How to Become a High-voltage Electrician


Electricians install, test, troubleshoot and repair components of electrical systems, working with 110- and 220-volt systems in homes and other buildings. High-voltage electricians, however, work with electrical voltage systems of 480 volts or more, climb electrical towers or work from hydraulic lifts. It takes several years to learn the trade and become a high-voltage electrician.

Prerequisites and Other Requirements

  • You must be at least 18 years old to become an electrician. You'll need a high school diploma, and some states have more specific requirements. Washington, for example, requires both a high school diploma or GED, and at least one year of high school algebra or one term of college algebra with a grade of C or better documented on either transcript. You might also need to pass an aptitude test to become an apprentice with some companies, according to the U.S. Bureau of Labor Statistics, and a drug screening test is typically required.

What You'll Learn

  • Some electricians choose formal education to learn the basics of the trade. These programs are found in colleges and technical-vocational schools. The military also offers basic electrician training. Most high-voltage electricians, however, learn their trade through an apprenticeship. In all cases, you must learn electrical theory and how to read blueprints, and study mathematics, electrical code requirements and basic safety. Students also learn how to deal with electrical shock emergencies. High-voltage electricians must also learn how to climb and descend electrical towers.

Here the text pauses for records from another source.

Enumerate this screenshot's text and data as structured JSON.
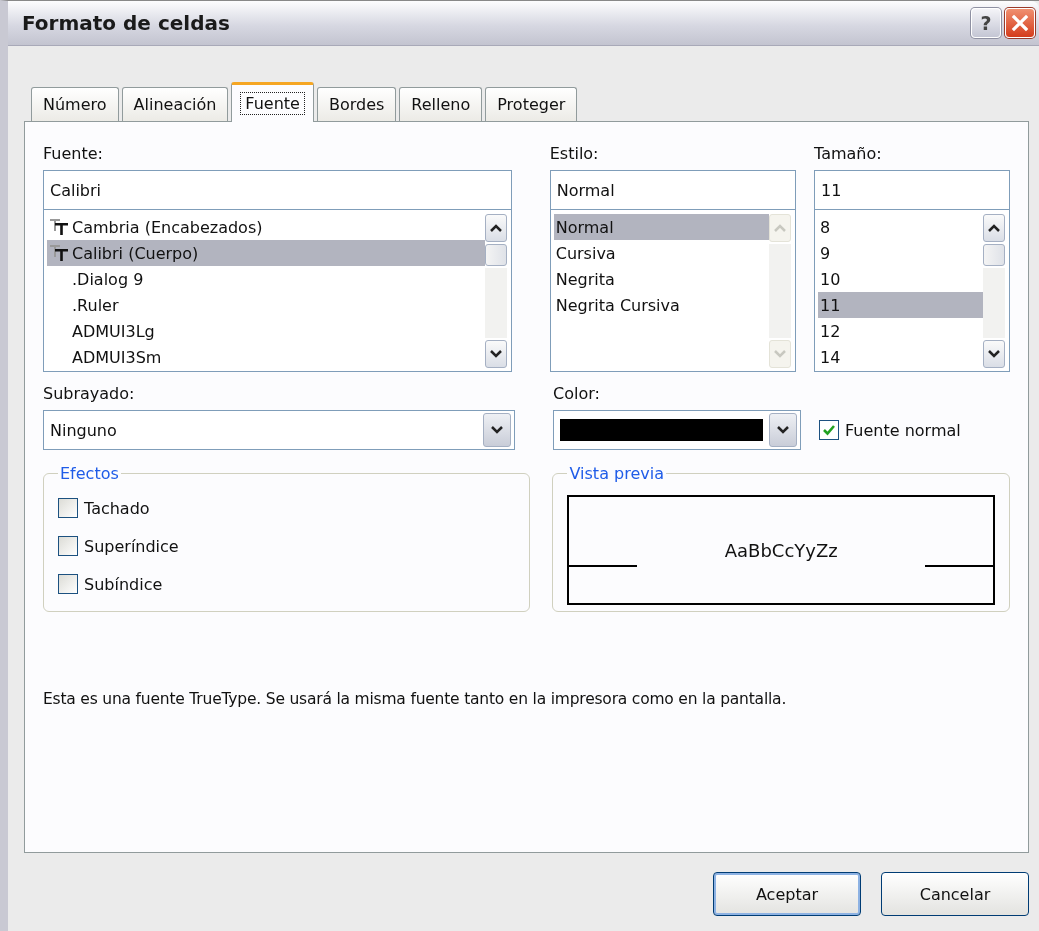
{
  "window": {
    "title": "Formato de celdas",
    "help_button": "?"
  },
  "tabs": [
    {
      "label": "Número",
      "selected": false
    },
    {
      "label": "Alineación",
      "selected": false
    },
    {
      "label": "Fuente",
      "selected": true
    },
    {
      "label": "Bordes",
      "selected": false
    },
    {
      "label": "Relleno",
      "selected": false
    },
    {
      "label": "Proteger",
      "selected": false
    }
  ],
  "font": {
    "label": "Fuente:",
    "value": "Calibri",
    "items": [
      {
        "name": "Cambria (Encabezados)",
        "kind": "truetype",
        "selected": false
      },
      {
        "name": "Calibri (Cuerpo)",
        "kind": "truetype",
        "selected": true
      },
      {
        "name": ".Dialog 9",
        "kind": "plain",
        "selected": false
      },
      {
        "name": ".Ruler",
        "kind": "plain",
        "selected": false
      },
      {
        "name": "ADMUI3Lg",
        "kind": "plain",
        "selected": false
      },
      {
        "name": "ADMUI3Sm",
        "kind": "plain",
        "selected": false
      }
    ],
    "scroll_enabled": true
  },
  "style": {
    "label": "Estilo:",
    "value": "Normal",
    "items": [
      {
        "name": "Normal",
        "selected": true
      },
      {
        "name": "Cursiva",
        "selected": false
      },
      {
        "name": "Negrita",
        "selected": false
      },
      {
        "name": "Negrita Cursiva",
        "selected": false
      }
    ],
    "scroll_enabled": false
  },
  "size": {
    "label": "Tamaño:",
    "value": "11",
    "items": [
      {
        "name": "8",
        "selected": false
      },
      {
        "name": "9",
        "selected": false
      },
      {
        "name": "10",
        "selected": false
      },
      {
        "name": "11",
        "selected": true
      },
      {
        "name": "12",
        "selected": false
      },
      {
        "name": "14",
        "selected": false
      }
    ],
    "scroll_enabled": true
  },
  "underline": {
    "label": "Subrayado:",
    "value": "Ninguno"
  },
  "color": {
    "label": "Color:",
    "color": "#000000"
  },
  "normal_font": {
    "label": "Fuente normal",
    "checked": true
  },
  "effects": {
    "title": "Efectos",
    "items": [
      {
        "label": "Tachado",
        "checked": false
      },
      {
        "label": "Superíndice",
        "checked": false
      },
      {
        "label": "Subíndice",
        "checked": false
      }
    ]
  },
  "preview": {
    "title": "Vista previa",
    "sample": "AaBbCcYyZz"
  },
  "info": "Esta es una fuente TrueType. Se usará la misma fuente tanto en la impresora como en la pantalla.",
  "buttons": [
    "Aceptar",
    "Cancelar"
  ]
}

Become an Apprentice

  • An electrician's apprenticeship program typically takes four to five years, according to the BLS. Each year, you must complete a minimum of 144 hours of technical training and spend 2,000 hours in paid on-the-job training. You might also need additional training, such as Occupational Safety and Health Administration courses on high-voltage electricity. At the end of the apprenticeship program, you become a journeyman high-voltage electrician, qualified to work without direct supervision. The BLS notes that most states require you to pay a fee and pass a test to become licensed. Each state sets its own licensing fees. Certification is available but not required, though it may increase job opportunities.

Job Outlook and Salary

  • The BLS projects demand for electricians to grow 20 percent from 2012 to 2022 -- a growth rate almost twice as fast as the 11 percent average for all occupations. Alternative power generation from solar and wind energy, and the need to connect new installations into the high-voltage power grid, should provide the best opportunities for high-voltage electricians. However, demand for electricians tends to fluctuate and is often related to construction activity. The BLS reports that the median salary for all electricians, including high-voltage electricians, was $49,840 in 2012. Job site Indeed reports that the average annual salary for high-voltage electricians was $50,000 in 2014.

Related Searches


  • Photo Credit RGtimeline/iStock/Getty Images
Promoted By Zergnet


You May Also Like

  • High Voltage Electrician Job Description

    High voltage electricians are skilled in the maintenance of overhead, underground, power plants and other central electrical systems. They have a thorough...

  • Electrical Apprentice Job Description

    Electricians might learn their trade through technical school and an apprenticeship or through an apprenticeship only. This occupation, like many trades, requires...

  • Low Voltage Electrical Training

    Low voltage electrical workers, or electricians, usually work in residential maintenance or construction. They diagnose faults, repair appliances and wire installations. Training...

  • High Voltage Terminations Training

    When a high-voltage cable is terminated for a connection, the termination must be made by to exact specifications to avoid faulty circuits....

  • How to Become a Journeyman Lineman

    Line installers and repairers, usually called linemen regardless of gender, need both technical instruction and long-term training on the job. Most linemen...

  • How to Become an Electrician

    If you are looking for a challenging, rewarding, hands-on career, do not curse the darkness - become an electrician. Here's how you...

  • The Salary of High Voltage Electricians

  • HVAC Apprenticeship Programs

    HVAC apprenticeship programs fall under the National Apprenticeship Act, overseen by the U.S. Department of Labor (DOL). The DOL works with the...

Related Searches

Check It Out

3 Day-to-Night Outfits for the Work Week

Is DIY in your DNA? Become part of our maker community.
Submit Your Work!